Essential Carbohydrate Living

Essential Carbohydrate Living

Disclaimer

All recipes, ideas or thoughts about digestive health posted to this site are to be used at your own risk. I am simply sharing my journey to bring hope and encouragement to parents and individuals who are unsure about where to begin. I am still learning along with the rest of you!

Thursday, February 26, 2015

Food Intolerance and the Immune System

With the popularity of probiotics hitting main stream media, I have to ask why food intolerance is not considered a serious risk to the immune system. I have heard more than one celebrity promoting yogurt or another food containing healthy bacteria state that 70-80% of our immune system is in our gut.

Search "food allergies" vs "food intolerance" and you will likely come across the difference being that food allergies affect the immune system and food intolerance does not. You will also find that the only type of food referenced as "intolerant" is that for lactose, or milk products.

I have not come across a single article or medical reference discussing the fact that people can also be intolerant to sugar and starch. How are people suppose to know that milk is not the only culprit?

My research indicates that undigested food.. specifically undigested carbohydrates (lactose, sugar and starch)... promote the growth of harmful bacteria in the large intestine and can lead to other health problems.

The message I hear in general is a promotion of adding "good" but no talk of removing the "bad" and this confuses me.

There is no question that diets high in refined flours and sugars create other health problems such as obesity and diabetes. So why is it so difficult to find concrete data and articles regarding the harm these foods also cause in our digestive systems?

This post is more rhetorical than scientific. Aside from research associated with the Specific Carbohydrate Diet, I have not been able to locate additional evidence that omitting harmful carbohydrates in the light of digestive imbalance is also a benefit to the immune system.

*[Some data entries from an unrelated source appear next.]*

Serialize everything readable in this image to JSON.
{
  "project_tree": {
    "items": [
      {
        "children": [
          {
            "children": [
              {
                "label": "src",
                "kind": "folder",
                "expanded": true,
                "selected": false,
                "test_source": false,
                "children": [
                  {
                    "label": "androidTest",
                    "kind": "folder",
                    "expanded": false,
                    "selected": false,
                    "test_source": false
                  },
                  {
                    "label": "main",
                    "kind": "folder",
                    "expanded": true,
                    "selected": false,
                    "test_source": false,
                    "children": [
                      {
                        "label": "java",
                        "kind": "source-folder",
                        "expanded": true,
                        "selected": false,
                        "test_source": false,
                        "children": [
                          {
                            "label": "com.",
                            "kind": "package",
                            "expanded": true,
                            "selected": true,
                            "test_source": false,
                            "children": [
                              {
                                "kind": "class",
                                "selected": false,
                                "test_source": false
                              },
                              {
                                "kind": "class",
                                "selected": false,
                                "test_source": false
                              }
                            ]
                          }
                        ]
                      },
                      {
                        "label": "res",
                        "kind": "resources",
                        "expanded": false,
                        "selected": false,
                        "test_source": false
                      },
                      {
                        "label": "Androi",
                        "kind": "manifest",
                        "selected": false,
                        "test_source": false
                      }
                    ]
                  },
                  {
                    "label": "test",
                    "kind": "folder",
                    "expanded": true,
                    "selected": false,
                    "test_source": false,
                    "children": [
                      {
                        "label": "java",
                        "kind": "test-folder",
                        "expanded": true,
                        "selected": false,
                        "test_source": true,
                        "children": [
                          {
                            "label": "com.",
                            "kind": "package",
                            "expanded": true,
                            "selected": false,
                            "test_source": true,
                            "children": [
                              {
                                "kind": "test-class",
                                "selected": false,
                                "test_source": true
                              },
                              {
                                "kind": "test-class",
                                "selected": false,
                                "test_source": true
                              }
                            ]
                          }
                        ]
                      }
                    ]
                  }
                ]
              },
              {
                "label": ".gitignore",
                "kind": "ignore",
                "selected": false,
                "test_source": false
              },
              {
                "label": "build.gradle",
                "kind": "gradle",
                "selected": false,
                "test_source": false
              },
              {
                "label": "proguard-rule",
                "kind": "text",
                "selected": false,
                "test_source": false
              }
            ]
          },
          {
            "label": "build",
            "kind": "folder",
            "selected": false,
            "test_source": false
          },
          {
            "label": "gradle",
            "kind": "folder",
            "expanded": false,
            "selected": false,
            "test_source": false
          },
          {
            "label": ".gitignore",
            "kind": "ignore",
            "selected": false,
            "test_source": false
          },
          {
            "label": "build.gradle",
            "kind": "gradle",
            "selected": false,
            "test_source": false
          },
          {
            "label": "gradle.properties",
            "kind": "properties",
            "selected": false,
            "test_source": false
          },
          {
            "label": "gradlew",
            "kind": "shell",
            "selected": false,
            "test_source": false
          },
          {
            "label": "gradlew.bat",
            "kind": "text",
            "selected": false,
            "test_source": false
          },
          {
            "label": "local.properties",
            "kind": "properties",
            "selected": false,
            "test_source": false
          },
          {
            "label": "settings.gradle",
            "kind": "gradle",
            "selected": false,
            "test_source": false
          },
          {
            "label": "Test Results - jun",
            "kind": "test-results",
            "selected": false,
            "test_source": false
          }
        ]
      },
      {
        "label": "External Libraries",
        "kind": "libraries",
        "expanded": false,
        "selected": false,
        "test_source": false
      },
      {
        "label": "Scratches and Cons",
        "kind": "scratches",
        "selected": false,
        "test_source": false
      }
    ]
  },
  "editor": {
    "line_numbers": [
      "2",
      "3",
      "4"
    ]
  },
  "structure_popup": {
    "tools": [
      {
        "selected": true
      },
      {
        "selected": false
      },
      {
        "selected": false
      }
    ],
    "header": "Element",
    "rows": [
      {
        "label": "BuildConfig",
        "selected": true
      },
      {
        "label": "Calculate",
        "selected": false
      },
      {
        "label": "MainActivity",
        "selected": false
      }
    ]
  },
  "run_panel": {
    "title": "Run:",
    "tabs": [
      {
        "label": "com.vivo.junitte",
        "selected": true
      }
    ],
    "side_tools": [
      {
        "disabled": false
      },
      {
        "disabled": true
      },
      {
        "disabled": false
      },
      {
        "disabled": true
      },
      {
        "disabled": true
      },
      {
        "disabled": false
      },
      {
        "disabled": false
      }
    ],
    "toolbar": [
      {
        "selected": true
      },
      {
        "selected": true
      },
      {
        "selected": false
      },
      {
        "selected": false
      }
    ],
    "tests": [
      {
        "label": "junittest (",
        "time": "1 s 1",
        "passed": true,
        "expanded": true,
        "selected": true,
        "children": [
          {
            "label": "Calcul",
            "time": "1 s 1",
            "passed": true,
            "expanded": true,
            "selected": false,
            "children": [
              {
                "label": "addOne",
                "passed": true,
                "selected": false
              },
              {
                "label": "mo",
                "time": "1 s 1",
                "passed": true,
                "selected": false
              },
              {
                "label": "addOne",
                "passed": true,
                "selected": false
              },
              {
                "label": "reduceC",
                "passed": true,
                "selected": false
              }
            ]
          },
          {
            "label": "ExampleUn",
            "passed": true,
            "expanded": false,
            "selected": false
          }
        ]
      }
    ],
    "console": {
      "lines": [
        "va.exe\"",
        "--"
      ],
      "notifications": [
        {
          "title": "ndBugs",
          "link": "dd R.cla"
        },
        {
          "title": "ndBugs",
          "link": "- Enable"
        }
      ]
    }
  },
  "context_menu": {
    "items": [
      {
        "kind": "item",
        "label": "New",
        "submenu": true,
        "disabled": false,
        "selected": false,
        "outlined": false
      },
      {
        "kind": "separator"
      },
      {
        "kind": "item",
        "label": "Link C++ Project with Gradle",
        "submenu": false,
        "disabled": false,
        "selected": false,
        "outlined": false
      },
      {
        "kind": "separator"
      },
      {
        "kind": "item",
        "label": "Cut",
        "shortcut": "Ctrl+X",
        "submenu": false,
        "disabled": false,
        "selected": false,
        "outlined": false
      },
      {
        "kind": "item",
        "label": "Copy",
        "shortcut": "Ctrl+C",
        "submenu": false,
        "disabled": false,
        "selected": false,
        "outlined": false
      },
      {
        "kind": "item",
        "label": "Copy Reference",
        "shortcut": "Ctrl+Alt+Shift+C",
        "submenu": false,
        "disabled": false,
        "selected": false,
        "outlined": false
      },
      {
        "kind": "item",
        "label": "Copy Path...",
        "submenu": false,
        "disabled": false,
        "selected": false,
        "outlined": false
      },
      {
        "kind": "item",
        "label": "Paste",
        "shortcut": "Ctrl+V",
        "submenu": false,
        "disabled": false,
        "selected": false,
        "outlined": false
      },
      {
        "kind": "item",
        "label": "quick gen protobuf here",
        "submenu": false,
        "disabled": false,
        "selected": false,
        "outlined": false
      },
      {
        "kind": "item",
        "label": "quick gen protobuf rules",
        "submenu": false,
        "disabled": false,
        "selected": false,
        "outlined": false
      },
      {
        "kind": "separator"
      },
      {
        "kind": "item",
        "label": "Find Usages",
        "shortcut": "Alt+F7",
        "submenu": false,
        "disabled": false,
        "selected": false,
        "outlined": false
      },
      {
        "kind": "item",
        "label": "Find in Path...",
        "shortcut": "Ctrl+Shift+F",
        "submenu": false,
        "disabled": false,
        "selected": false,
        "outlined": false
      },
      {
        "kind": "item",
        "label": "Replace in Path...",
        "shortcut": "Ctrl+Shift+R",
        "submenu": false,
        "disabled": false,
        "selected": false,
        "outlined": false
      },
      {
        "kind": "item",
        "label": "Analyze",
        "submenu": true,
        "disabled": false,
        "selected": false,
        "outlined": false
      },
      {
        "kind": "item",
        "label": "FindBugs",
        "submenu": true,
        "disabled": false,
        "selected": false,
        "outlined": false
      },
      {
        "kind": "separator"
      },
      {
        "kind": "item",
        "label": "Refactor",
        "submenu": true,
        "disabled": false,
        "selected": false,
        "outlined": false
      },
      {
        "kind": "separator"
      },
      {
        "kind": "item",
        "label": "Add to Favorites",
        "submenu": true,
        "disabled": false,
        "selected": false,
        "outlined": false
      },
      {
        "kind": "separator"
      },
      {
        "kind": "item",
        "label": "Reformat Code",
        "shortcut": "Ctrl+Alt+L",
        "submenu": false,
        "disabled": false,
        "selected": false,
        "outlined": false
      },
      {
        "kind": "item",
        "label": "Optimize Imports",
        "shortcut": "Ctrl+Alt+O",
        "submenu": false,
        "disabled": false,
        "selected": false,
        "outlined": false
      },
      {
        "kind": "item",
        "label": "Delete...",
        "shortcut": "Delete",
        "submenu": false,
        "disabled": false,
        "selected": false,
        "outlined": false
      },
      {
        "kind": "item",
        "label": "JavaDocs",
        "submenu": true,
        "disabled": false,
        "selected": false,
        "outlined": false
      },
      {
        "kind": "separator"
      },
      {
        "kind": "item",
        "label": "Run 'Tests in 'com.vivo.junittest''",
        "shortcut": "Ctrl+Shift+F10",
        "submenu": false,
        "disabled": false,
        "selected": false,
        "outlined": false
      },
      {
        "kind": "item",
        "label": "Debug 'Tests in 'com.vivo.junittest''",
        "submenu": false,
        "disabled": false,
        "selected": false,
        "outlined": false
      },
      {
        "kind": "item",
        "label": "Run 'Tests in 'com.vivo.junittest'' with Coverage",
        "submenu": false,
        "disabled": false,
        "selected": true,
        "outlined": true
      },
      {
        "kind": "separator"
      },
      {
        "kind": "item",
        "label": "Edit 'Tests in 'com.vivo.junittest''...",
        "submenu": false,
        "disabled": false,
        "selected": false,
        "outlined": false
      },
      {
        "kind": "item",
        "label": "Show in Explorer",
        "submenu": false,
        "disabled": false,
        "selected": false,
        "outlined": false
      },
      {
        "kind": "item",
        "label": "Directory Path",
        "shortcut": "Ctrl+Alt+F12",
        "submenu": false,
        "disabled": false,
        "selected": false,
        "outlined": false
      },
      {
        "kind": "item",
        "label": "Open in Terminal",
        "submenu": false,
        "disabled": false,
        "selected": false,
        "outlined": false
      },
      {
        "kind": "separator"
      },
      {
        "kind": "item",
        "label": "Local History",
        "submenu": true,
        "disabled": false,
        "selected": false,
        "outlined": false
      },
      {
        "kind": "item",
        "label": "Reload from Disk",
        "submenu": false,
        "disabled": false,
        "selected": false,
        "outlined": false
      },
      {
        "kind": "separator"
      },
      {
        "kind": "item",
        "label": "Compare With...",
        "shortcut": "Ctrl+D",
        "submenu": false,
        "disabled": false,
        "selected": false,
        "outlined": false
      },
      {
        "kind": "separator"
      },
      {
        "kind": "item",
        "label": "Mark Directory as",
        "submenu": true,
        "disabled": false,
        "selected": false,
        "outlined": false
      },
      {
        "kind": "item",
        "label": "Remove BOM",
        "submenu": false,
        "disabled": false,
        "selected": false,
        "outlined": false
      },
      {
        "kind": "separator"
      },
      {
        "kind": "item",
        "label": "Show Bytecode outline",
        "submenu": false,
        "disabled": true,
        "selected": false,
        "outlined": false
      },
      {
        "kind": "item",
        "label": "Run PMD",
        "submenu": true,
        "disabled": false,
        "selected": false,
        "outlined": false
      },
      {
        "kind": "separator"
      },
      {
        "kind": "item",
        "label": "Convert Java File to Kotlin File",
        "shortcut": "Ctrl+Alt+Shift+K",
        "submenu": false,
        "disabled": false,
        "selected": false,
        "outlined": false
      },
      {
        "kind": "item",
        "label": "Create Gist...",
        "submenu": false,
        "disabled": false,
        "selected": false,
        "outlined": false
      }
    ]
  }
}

I only have my personal experience and knowledge regarding CSID and the inability to break down sugars and starches. If you have a personal experience related to food intolerance and the immune system, I would love to learn about it.



Pulling "A Place to Start Without Sugar or Starch" from Booksellers

A quick note to alert those interested in purchasing my book. Given the drastic changes in Parker's diet and allergies since I published, I have pulled the book from the market until I have time to revise and update the information. In the meantime, most of the pertinent information can be found on this site. Once I re-publish, the book will focus on my journey and learning curve and guide you to basic food "rules" with the understanding that every case is different. In addition, I hope to offer the book at a significantly lower price in both print and e-book format.

I would also love to hear from those of you who have received a copy of my book. How did it help you? What did you find most helpful? What else would you have liked to see included?

If you would like to contribute to the revised edition in any way, please contact me by completing the contact form located in the left sidebar.


Getting Ready for Spring: The Challenge of Environmental Allergies in Addition to CSID

After over a year of requesting a referral to an allergist to re-test Parker for both food and environmental allergies, he was finally seen by a new allergist at the beginning of February. I had really hoped the test would conclude that at least some of his allergies had subsided. After all, his eczema issues have been cleared up for nearly a year.

The poor guy was so brave as he lie on his belly squirming in response to the skin test. I felt awful for him, but grateful to have a clear picture of his current status, even in the absence of eczema. After the test, the doctor reviewed the results from Parker's blood test back in June of 2013. I was shocked to learn that the environmental allergies included oak and other tree pollen in addition to learning that his shrimp allergy could be potentially severe.

After a silent prayer of thanks that he had not been exposed to shrimp in recent years, I asked for more details. Apparently the blood test had revealed a significant difference (x100) in antibodies for shrimp--so much that she did not feel comfortable re-testing on the skin along with the other allergens. The doctor then highly recommended Parker have an epi-pin until we could re-test the shrimp in isolation.

Thus the trial and journey of seeking insurance approval, filling out school forms, etc. began. I won't go into the details here, but I will share that so far, Parker has not been "approved."

As we prepare for spring and his unavoidable exposure to environmental allergens (dust mites, oak tree pollen, grass pollen), we are taking a pro-active approach. Daily showers after school, protective lotions, a regimen of daily antihistamine, and going back to 100% cotton clothing to allow his skin to breath.

Due to a significant loss in income prior to the holidays, we had to move into a smaller home that has carpet in the bedrooms. This is adding a new challenge of reducing dust-mite exposure as well.

I hope to report the results of our efforts soon. As much as I strive to report success, I have to face that this journey is more often a trial-and-error process. I look forward to your comments and learning how you handle multiple health issues in addition to dietary restrictions.